Full Summary: Why did we go to the Moon? Why does the Vatican support an astronomical observatory? These questions mask a deeper question: why do individuals choose to spend their lives in pursuit of pure knowledge? This talk will look at the motivation behind our choices, both as individuals and as a societ and how it controls the sorts of science that gets done. It determines the kinds of answers that are found to be satisfying. And ultimately, it affects the way in which we think of ourselves.

Media
  • Br. Guy Consolmagno Br. Guy Consolmagno
    (image/jpeg)

The Georgia Tech Center for Space Technology And Research (CSTAR)

is proud to present

“Why Do We Look Up at the Heavens?”

a talk by

Br. Guy Consolmagno

Director of the Vatican Observatory, Rome

About this talk
Why did we go to the Moon? Why does the Vatican support an astronomical observatory? These questions mask a deeper question: why do individuals choose to spend their lives in pursuit of pure knowledge? The motivation behind our choices, both as individuals and as a society, controls the sorts of science that gets done. It determines the kinds of answers that are found to be satisfying. And ultimately, it affects the way in which we think of ourselves.

About the speaker
Guy Consolmagno, SJ is a brother in the Roman Catholic Society of Jesus (the Jesuits), working since 1993 as an astronomer and meteorite specialist at the Specola Vaticana (Vatican Observatory), located in the Papal summer gardens outside Rome. Since 2014 he has been president of the Vatican Observatory Foundation, which supports the work of the Observatory and especially its 1.8 meter Vatican Advanced Technology Telescope (VATT) in Arizona. In September of 2015 he was named Director of the Vatican Observatory by Pope Francis.

Consolmagno's research explores connections between meteorites, asteroids, and the evolution of small solar system bodies. Along with more than 200 scientific publications, he is the author of a number of popular books, including: Turn Left at Orion (with Dan Davis), and most recently, Would You Baptize an Extraterrestrial? (with Fr. Paul Mueller, S.J.). He also has hosted science programs for BBC Radio 4, has been interviewed in numerous documentary films, and writes a monthly science column for the British Catholic magazine, The Tablet.

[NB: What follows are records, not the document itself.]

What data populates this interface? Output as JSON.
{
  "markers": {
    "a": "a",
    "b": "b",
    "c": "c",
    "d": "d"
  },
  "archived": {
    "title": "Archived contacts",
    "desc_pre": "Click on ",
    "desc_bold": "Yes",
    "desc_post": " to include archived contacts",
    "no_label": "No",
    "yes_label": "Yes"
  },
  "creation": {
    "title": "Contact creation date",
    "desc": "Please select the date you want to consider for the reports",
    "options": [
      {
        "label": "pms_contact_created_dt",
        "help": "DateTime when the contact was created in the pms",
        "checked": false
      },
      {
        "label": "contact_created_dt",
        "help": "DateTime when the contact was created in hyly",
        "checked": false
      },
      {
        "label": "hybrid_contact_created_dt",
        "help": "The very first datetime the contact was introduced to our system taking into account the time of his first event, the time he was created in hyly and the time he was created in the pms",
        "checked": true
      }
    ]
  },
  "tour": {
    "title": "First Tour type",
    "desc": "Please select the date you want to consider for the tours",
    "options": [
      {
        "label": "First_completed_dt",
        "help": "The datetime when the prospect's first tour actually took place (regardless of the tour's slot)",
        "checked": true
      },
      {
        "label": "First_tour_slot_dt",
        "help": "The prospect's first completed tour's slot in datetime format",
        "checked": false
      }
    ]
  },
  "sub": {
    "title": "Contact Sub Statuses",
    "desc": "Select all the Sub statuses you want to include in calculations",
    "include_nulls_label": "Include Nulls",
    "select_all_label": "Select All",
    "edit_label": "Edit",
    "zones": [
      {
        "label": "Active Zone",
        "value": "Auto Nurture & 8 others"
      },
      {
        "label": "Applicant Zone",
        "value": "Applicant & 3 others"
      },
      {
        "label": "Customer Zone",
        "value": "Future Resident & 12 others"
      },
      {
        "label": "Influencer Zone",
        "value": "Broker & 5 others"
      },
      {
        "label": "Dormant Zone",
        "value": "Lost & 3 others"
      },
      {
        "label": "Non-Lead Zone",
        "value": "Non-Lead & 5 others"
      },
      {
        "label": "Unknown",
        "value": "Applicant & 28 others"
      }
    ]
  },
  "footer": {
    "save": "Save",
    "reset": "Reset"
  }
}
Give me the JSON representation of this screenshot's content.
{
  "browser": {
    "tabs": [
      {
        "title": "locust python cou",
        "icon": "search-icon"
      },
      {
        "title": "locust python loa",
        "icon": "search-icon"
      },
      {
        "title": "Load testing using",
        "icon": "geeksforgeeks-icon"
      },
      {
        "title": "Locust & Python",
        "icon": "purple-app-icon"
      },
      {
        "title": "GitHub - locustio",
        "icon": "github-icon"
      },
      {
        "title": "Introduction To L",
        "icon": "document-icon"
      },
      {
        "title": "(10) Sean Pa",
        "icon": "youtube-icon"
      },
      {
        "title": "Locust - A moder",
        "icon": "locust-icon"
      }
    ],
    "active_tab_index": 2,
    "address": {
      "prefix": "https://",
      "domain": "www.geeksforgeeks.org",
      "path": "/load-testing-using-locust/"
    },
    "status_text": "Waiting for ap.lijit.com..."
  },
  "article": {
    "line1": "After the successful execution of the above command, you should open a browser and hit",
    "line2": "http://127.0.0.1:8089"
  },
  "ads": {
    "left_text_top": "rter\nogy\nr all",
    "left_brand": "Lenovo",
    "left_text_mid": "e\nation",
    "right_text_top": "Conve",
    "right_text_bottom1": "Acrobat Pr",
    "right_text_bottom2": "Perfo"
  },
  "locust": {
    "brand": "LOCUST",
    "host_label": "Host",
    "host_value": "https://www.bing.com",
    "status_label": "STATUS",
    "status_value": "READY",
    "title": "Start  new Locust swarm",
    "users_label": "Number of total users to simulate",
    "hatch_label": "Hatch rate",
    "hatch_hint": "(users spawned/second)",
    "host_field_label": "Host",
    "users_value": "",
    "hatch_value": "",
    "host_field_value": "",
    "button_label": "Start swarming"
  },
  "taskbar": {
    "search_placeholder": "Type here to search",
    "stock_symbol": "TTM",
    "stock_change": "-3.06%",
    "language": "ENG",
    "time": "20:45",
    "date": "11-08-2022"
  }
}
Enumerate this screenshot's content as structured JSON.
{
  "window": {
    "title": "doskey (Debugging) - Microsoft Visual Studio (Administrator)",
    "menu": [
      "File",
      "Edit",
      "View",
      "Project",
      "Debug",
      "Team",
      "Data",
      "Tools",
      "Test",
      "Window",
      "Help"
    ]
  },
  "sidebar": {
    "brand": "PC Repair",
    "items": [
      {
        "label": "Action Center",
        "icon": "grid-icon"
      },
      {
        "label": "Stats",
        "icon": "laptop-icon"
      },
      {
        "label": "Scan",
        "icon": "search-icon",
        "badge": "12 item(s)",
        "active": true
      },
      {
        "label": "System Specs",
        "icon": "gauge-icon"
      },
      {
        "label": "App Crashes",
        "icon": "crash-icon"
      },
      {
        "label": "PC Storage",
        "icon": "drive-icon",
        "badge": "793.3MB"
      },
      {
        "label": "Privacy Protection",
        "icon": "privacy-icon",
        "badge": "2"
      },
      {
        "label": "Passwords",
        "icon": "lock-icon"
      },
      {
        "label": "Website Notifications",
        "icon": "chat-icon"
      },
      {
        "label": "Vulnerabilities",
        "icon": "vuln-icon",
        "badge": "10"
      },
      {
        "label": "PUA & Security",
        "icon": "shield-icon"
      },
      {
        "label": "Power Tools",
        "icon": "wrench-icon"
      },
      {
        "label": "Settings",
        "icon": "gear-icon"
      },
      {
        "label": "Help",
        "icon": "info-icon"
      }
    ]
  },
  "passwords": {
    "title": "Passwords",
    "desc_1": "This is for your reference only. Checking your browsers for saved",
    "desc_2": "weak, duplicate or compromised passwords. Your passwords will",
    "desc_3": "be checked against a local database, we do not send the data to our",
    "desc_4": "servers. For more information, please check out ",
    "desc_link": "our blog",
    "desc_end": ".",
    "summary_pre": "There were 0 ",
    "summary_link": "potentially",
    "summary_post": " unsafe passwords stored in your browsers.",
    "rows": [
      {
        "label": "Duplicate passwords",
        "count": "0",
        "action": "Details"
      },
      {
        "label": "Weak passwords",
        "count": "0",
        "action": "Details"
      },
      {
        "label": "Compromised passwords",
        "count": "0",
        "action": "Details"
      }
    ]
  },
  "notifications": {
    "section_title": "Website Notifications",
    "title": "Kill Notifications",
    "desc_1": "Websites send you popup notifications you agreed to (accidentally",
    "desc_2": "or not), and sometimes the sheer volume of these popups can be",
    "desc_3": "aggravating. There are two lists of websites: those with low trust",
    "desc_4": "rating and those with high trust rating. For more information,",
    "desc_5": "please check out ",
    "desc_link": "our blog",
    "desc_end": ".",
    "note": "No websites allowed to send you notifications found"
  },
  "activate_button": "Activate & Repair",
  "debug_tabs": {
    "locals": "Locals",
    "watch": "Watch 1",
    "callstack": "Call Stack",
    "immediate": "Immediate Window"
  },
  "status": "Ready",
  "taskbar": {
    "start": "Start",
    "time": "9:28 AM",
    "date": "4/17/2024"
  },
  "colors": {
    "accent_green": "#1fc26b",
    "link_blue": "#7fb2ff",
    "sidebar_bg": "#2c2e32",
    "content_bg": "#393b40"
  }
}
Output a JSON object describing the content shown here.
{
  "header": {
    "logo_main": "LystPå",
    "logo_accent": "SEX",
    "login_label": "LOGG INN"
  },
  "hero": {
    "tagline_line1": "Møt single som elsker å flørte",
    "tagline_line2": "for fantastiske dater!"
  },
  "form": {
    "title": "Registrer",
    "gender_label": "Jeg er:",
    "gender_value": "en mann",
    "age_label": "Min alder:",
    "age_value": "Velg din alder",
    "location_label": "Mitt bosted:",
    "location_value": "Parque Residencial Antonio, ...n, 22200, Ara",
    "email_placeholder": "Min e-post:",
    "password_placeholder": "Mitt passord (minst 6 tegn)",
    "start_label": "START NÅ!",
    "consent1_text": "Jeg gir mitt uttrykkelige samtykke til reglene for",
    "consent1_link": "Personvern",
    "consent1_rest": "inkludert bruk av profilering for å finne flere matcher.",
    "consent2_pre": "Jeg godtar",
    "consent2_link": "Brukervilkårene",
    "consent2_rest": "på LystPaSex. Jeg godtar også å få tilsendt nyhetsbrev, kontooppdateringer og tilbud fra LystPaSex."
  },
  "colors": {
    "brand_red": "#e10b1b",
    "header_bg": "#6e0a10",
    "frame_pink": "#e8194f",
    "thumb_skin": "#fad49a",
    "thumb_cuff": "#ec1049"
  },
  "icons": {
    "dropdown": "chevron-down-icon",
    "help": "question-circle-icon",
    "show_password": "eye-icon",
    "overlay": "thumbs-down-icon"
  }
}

A native of Detroit, MI, Consolmagno earned two degrees from MIT and a doctorate in planetary sciences from the University of Arizona, was a postdoctoral research fellow at Harvard and MIT, served in the US Peace Corps (Kenya), and taught university physics at Lafayette College before entering the Jesuits in 1989. He has served as chair of the American Astronomical Society’s Division for Planetary Sciences (AAS/DPS) and on the planetary surfaces nomenclature committee of the International Astronomical Union (IAU). Asteroid “4597 Consolmagno” was named in recognition of his work. In 2014 he won the Carl Sagan Med al for public outreach by the AAS/DPS.

Additional Information

In Campus Calendar
Yes
Groups

College of Engineering, Computational Science and Engineering, School of Aerospace Engineering, School of Materials Science and Engineering, School of Mechanical Engineering

Invited Audience
Faculty/Staff, Public, Graduate students
Categories
Conference/Symposium
Keywords
No keywords were submitted.
Status
  • Created By: Kathleen Moore
  • Workflow Status: Published
  • Created On: Mar 5, 2018 - 2:23pm
  • Last Updated: Mar 5, 2018 - 2:25pm